**PROBLEM:**
For the entries below, work out how many lines include the string "down", then write only that number.

[Interface dataset entries]
Content starts
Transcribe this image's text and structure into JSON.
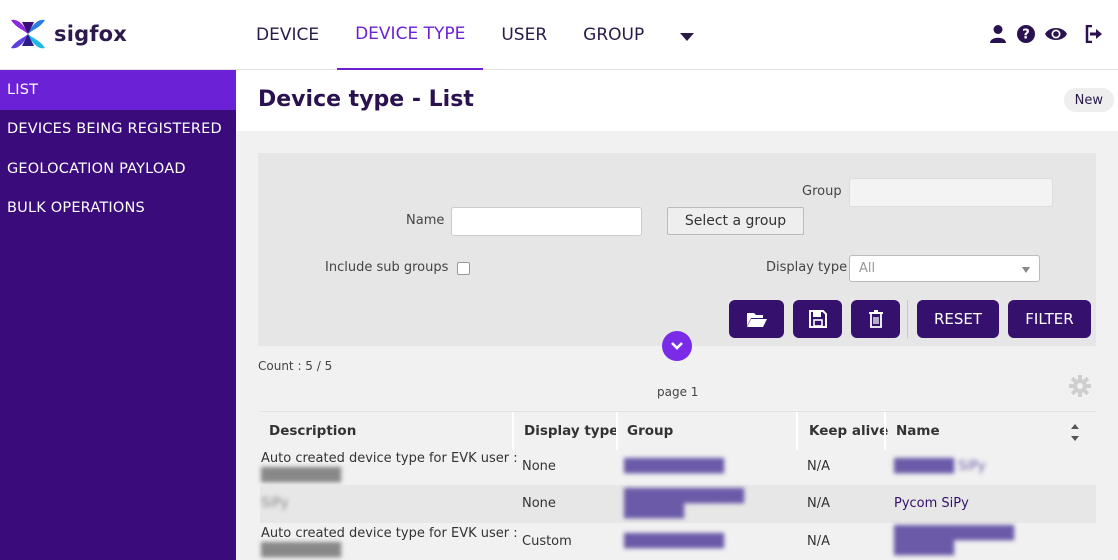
{
  "brand": {
    "name": "sigfox"
  },
  "nav": {
    "items": [
      "DEVICE",
      "DEVICE TYPE",
      "USER",
      "GROUP"
    ],
    "active": "DEVICE TYPE",
    "more_icon": "caret-down-icon"
  },
  "top_icons": [
    "user-icon",
    "help-icon",
    "eye-icon",
    "logout-icon"
  ],
  "sidebar": {
    "items": [
      {
        "label": "LIST",
        "active": true
      },
      {
        "label": "DEVICES BEING REGISTERED"
      },
      {
        "label": "GEOLOCATION PAYLOAD"
      },
      {
        "label": "BULK OPERATIONS"
      }
    ]
  },
  "page": {
    "title": "Device type - List",
    "new_label": "New"
  },
  "filter": {
    "group_label": "Group",
    "group_value": "",
    "name_label": "Name",
    "name_value": "",
    "select_group_label": "Select a group",
    "include_sub_groups_label": "Include sub groups",
    "include_sub_groups_checked": false,
    "display_type_label": "Display type",
    "display_type_value": "All",
    "icon_buttons": [
      "folder-open-icon",
      "save-icon",
      "trash-icon"
    ],
    "reset_label": "RESET",
    "filter_label": "FILTER",
    "expand_icon": "chevron-down-icon"
  },
  "results": {
    "count_text": "Count : 5 / 5",
    "page_text": "page 1",
    "settings_icon": "gear-icon"
  },
  "table": {
    "headers": [
      "Description",
      "Display type",
      "Group",
      "Keep alive",
      "Name"
    ],
    "rows": [
      {
        "description": "Auto created device type for EVK user :",
        "description_sub": "████████",
        "display_type": "None",
        "group": "██████████",
        "keep_alive": "N/A",
        "name": "██████ SiPy"
      },
      {
        "description": "SiPy",
        "display_type": "None",
        "group": "████████████ ██████",
        "keep_alive": "N/A",
        "name": "Pycom SiPy"
      },
      {
        "description": "Auto created device type for EVK user :",
        "description_sub": "████████",
        "display_type": "Custom",
        "group": "██████████",
        "keep_alive": "N/A",
        "name": "████████████ ██████"
      }
    ]
  },
  "colors": {
    "sidebar": "#3a0b7a",
    "accent": "#6b21d6",
    "button": "#35106d"
  }
}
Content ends
**ANSWER AREA:**
2